• [About this exercise]
From the entries that follow, copy every line with the word "column".

Dataset rows for apps and sites
┄┄┄┄┄┄

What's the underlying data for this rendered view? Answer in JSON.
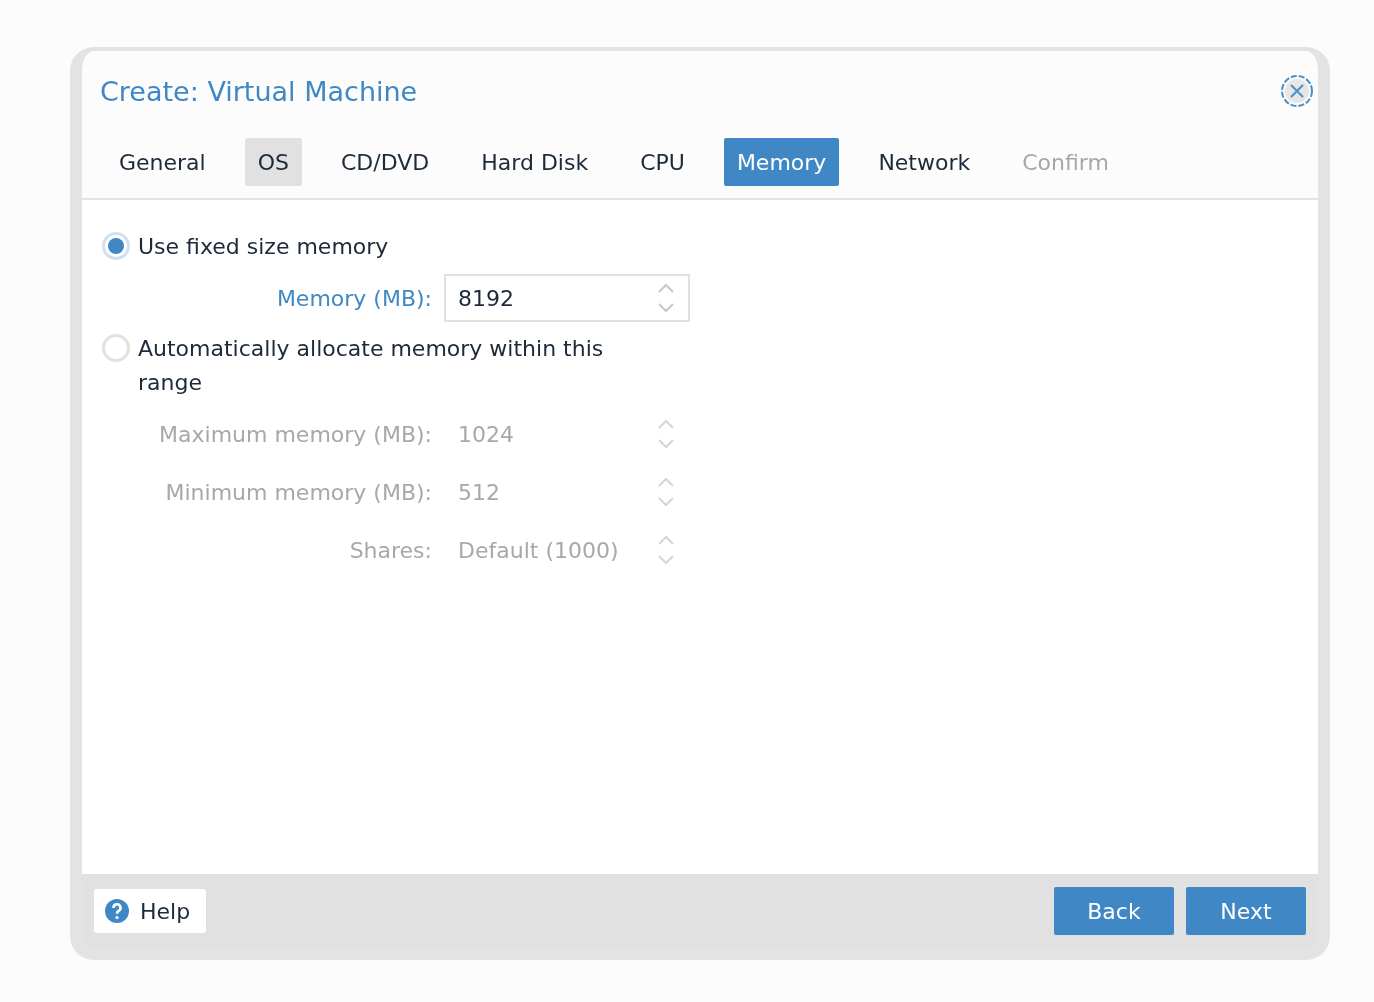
{
  "window": {
    "title": "Create: Virtual Machine"
  },
  "tabs": [
    {
      "label": "General",
      "selected": false,
      "hovered": false,
      "disabled": false
    },
    {
      "label": "OS",
      "selected": false,
      "hovered": true,
      "disabled": false
    },
    {
      "label": "CD/DVD",
      "selected": false,
      "hovered": false,
      "disabled": false
    },
    {
      "label": "Hard Disk",
      "selected": false,
      "hovered": false,
      "disabled": false
    },
    {
      "label": "CPU",
      "selected": false,
      "hovered": false,
      "disabled": false
    },
    {
      "label": "Memory",
      "selected": true,
      "hovered": false,
      "disabled": false
    },
    {
      "label": "Network",
      "selected": false,
      "hovered": false,
      "disabled": false
    },
    {
      "label": "Confirm",
      "selected": false,
      "hovered": false,
      "disabled": true
    }
  ],
  "options": [
    {
      "label": "Use fixed size memory",
      "selected": true,
      "fields": [
        {
          "label": "Memory (MB):",
          "value": "8192",
          "disabled": false
        }
      ]
    },
    {
      "label": "Automatically allocate memory within this range",
      "selected": false,
      "fields": [
        {
          "label": "Maximum memory (MB):",
          "value": "1024",
          "disabled": true
        },
        {
          "label": "Minimum memory (MB):",
          "value": "512",
          "disabled": true
        },
        {
          "label": "Shares:",
          "value": "Default (1000)",
          "disabled": true
        }
      ]
    }
  ],
  "footer": {
    "help": "Help",
    "buttons": [
      "Back",
      "Next"
    ]
  }
}
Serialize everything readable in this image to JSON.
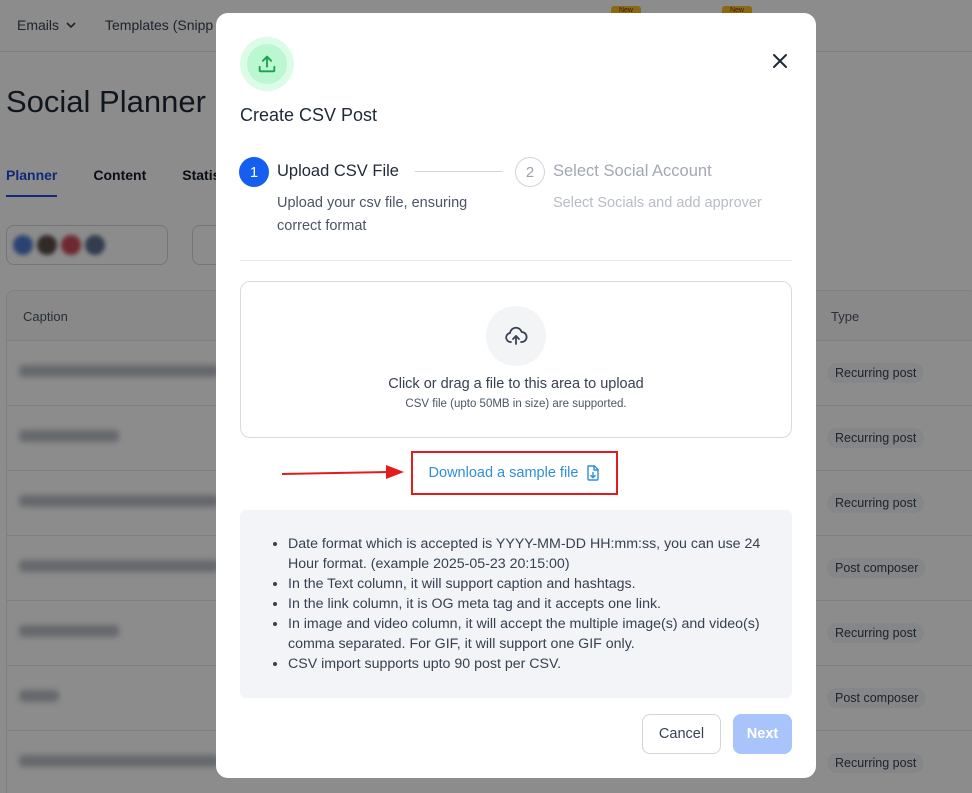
{
  "topnav": {
    "emails_label": "Emails",
    "templates_label": "Templates (Snipp",
    "new_badge": "New"
  },
  "page": {
    "title": "Social Planner",
    "tabs": [
      "Planner",
      "Content",
      "Statis"
    ]
  },
  "table": {
    "headers": {
      "caption": "Caption",
      "type": "Type"
    },
    "types": [
      "Recurring post",
      "Recurring post",
      "Recurring post",
      "Post composer",
      "Recurring post",
      "Post composer",
      "Recurring post"
    ]
  },
  "modal": {
    "title": "Create CSV Post",
    "steps": [
      {
        "number": "1",
        "title": "Upload CSV File",
        "description": "Upload your csv file, ensuring correct format"
      },
      {
        "number": "2",
        "title": "Select Social Account",
        "description": "Select Socials and add approver"
      }
    ],
    "dropzone": {
      "main_text": "Click or drag a file to this area to upload",
      "sub_text": "CSV file (upto 50MB in size) are supported."
    },
    "download_link": "Download a sample file",
    "info_items": [
      "Date format which is accepted is YYYY-MM-DD HH:mm:ss, you can use 24 Hour format. (example 2025-05-23 20:15:00)",
      "In the Text column, it will support caption and hashtags.",
      "In the link column, it is OG meta tag and it accepts one link.",
      "In image and video column, it will accept the multiple image(s) and video(s) comma separated. For GIF, it will support one GIF only.",
      "CSV import supports upto 90 post per CSV."
    ],
    "cancel_label": "Cancel",
    "next_label": "Next"
  },
  "colors": {
    "primary": "#155eef",
    "link": "#2e8fd9",
    "highlight": "#e11d1d",
    "upload_icon": "#16a34a"
  },
  "icons": {
    "header": "upload-icon",
    "close": "close-icon",
    "dropzone": "cloud-upload-icon",
    "download": "file-download-icon"
  }
}
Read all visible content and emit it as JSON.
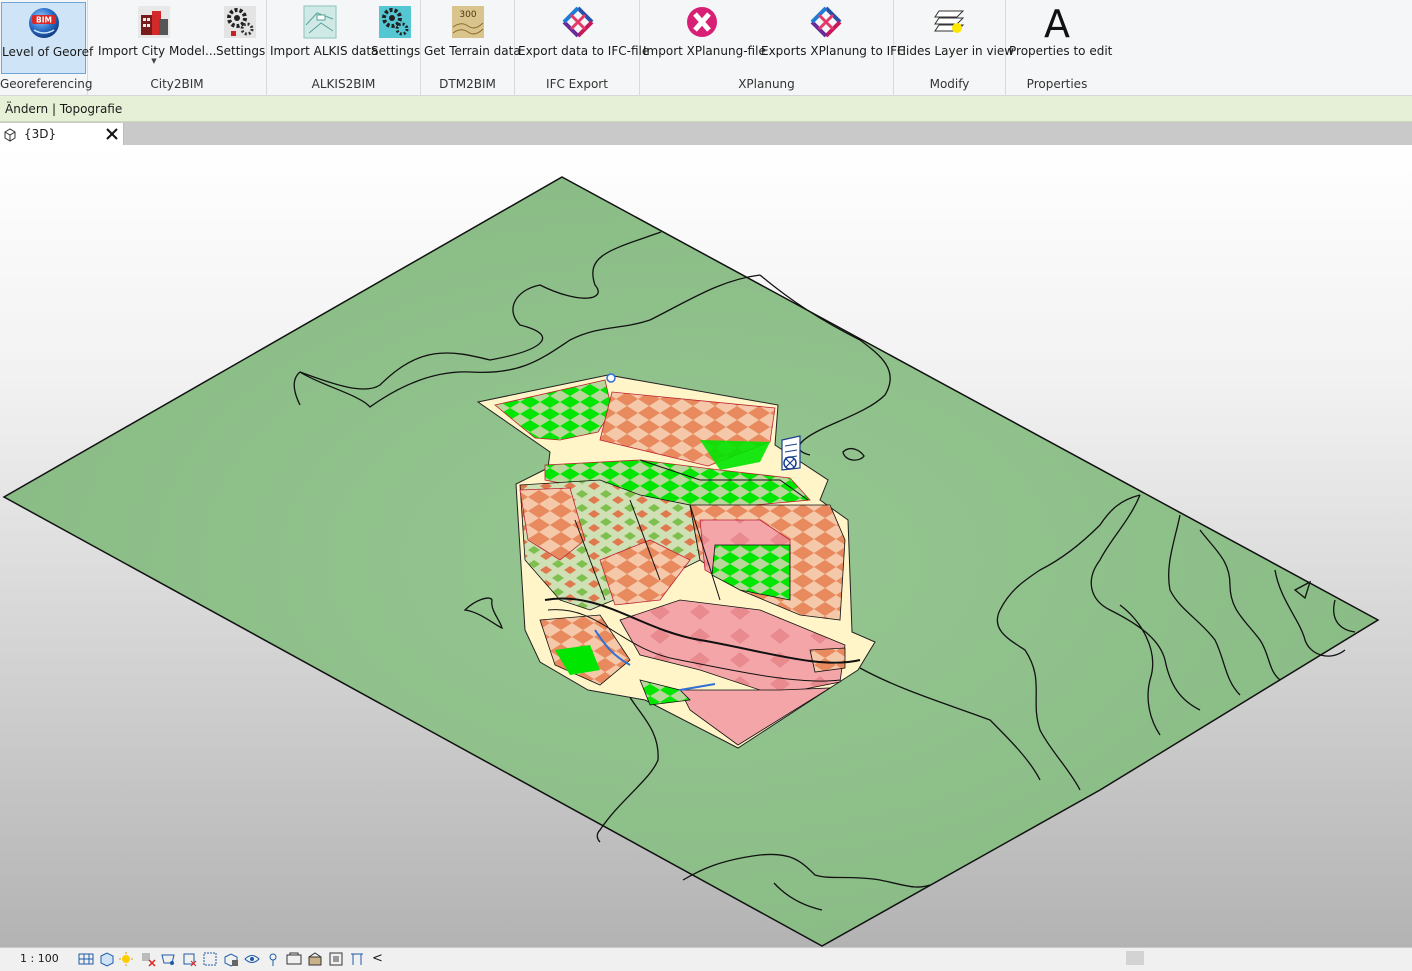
{
  "ribbon": {
    "panels": {
      "georeferencing": {
        "label": "Georeferencing",
        "buttons": {
          "level": "Level of Georef"
        }
      },
      "city2bim": {
        "label": "City2BIM",
        "buttons": {
          "import_city": "Import City Model...",
          "settings": "Settings"
        }
      },
      "alkis2bim": {
        "label": "ALKIS2BIM",
        "buttons": {
          "import_alkis": "Import ALKIS data",
          "settings": "Settings"
        }
      },
      "dtm2bim": {
        "label": "DTM2BIM",
        "buttons": {
          "terrain": "Get Terrain data"
        },
        "icon_text": "300"
      },
      "ifc_export": {
        "label": "IFC Export",
        "buttons": {
          "export_ifc": "Export data to IFC-file"
        }
      },
      "xplanung": {
        "label": "XPlanung",
        "buttons": {
          "import_xplan": "Import XPlanung-file",
          "export_xplan": "Exports XPlanung to IFC"
        }
      },
      "modify": {
        "label": "Modify",
        "buttons": {
          "hide_layer": "Hides Layer in view"
        }
      },
      "properties": {
        "label": "Properties",
        "buttons": {
          "props": "Properties to edit"
        },
        "icon_text": "A"
      }
    },
    "logo_text": "BIM"
  },
  "context_bar": {
    "text": "Ändern | Topografie"
  },
  "tabs": [
    {
      "label": "{3D}"
    }
  ],
  "status_bar": {
    "scale": "1 : 100"
  },
  "colors": {
    "terrain": "#8fbf8a",
    "site": "#fff5c8",
    "planting_green": "#00e600",
    "built_orange": "#e8895e",
    "pink_zone": "#f4a5a8",
    "context_bar": "#e6f0d6",
    "ribbon_active": "#cfe5f7"
  },
  "icons": {
    "level_of_georef": "bim-globe-icon",
    "import_city": "city-buildings-icon",
    "settings": "gears-icon",
    "alkis": "alkis-map-icon",
    "terrain": "terrain-contour-icon",
    "ifc": "ifc-logo-icon",
    "xplanung": "xplanung-x-icon",
    "hide_layer": "layers-sun-icon",
    "properties": "text-a-icon",
    "view3d": "cube-3d-icon",
    "close": "close-icon"
  }
}
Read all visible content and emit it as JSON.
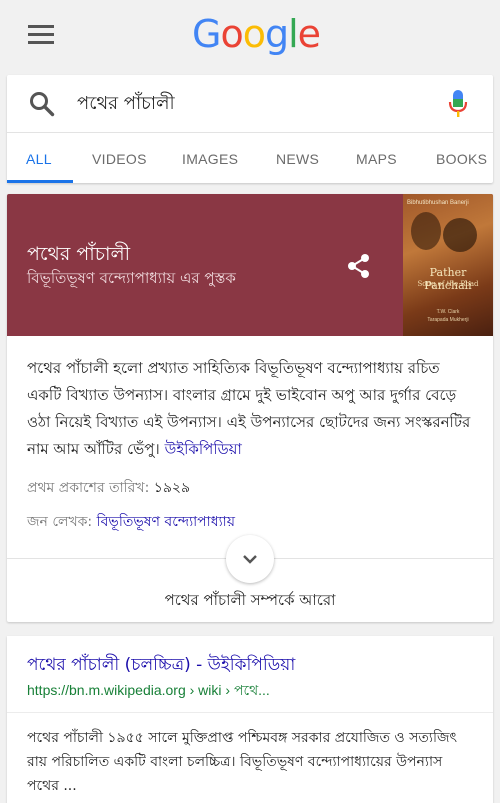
{
  "logo": {
    "letters": [
      "G",
      "o",
      "o",
      "g",
      "l",
      "e"
    ],
    "colors": [
      "#4285F4",
      "#EA4335",
      "#FBBC05",
      "#4285F4",
      "#34A853",
      "#EA4335"
    ]
  },
  "search": {
    "query": "পথের পাঁচালী"
  },
  "tabs": [
    {
      "label": "ALL",
      "active": true
    },
    {
      "label": "VIDEOS",
      "active": false
    },
    {
      "label": "IMAGES",
      "active": false
    },
    {
      "label": "NEWS",
      "active": false
    },
    {
      "label": "MAPS",
      "active": false
    },
    {
      "label": "BOOKS",
      "active": false
    }
  ],
  "knowledge_panel": {
    "title": "পথের পাঁচালী",
    "subtitle": "বিভূতিভূষণ বন্দ্যোপাধ্যায় এর পুস্তক",
    "header_color": "#8a3744",
    "cover": {
      "author": "Bibhutibhushan Banerji",
      "title": "Pather Panchali",
      "subtitle": "Song of the Road",
      "translators": "T.W. Clark\nTarapada Mukherji"
    },
    "description": "পথের পাঁচালী হলো প্রখ্যাত সাহিত্যিক বিভূতিভূষণ বন্দ্যোপাধ্যায় রচিত একটি বিখ্যাত উপন্যাস। বাংলার গ্রামে দুই ভাইবোন অপু আর দুর্গার বেড়ে ওঠা নিয়েই বিখ্যাত এই উপন্যাস। এই উপন্যাসের ছোটদের জন্য সংস্করনটির নাম আম আঁটির ভেঁপু।",
    "source_link": "উইকিপিডিয়া",
    "facts": [
      {
        "key": "প্রথম প্রকাশের তারিখ:",
        "value": "১৯২৯",
        "is_link": false
      },
      {
        "key": "জন লেখক:",
        "value": "বিভূতিভূষণ বন্দ্যোপাধ্যায়",
        "is_link": true
      }
    ],
    "more_label": "পথের পাঁচালী সম্পর্কে আরো"
  },
  "result": {
    "title": "পথের পাঁচালী (চলচ্চিত্র) - উইকিপিডিয়া",
    "url": "https://bn.m.wikipedia.org › wiki › পথে...",
    "snippet": "পথের পাঁচালী ১৯৫৫ সালে মুক্তিপ্রাপ্ত পশ্চিমবঙ্গ সরকার প্রযোজিত ও সত্যজিৎ রায় পরিচালিত একটি বাংলা চলচ্চিত্র। বিভূতিভূষণ বন্দ্যোপাধ্যায়ের উপন্যাস পথের ..."
  }
}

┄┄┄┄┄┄

• [Task solution]
      "In the Text column, it will support caption and hashtags.",
      "In the link column, it is OG meta tag and it accepts one link.",
      "In image and video column, it will accept the multiple image(s) and video(s) comma separated. For GIF, it will support one GIF only.",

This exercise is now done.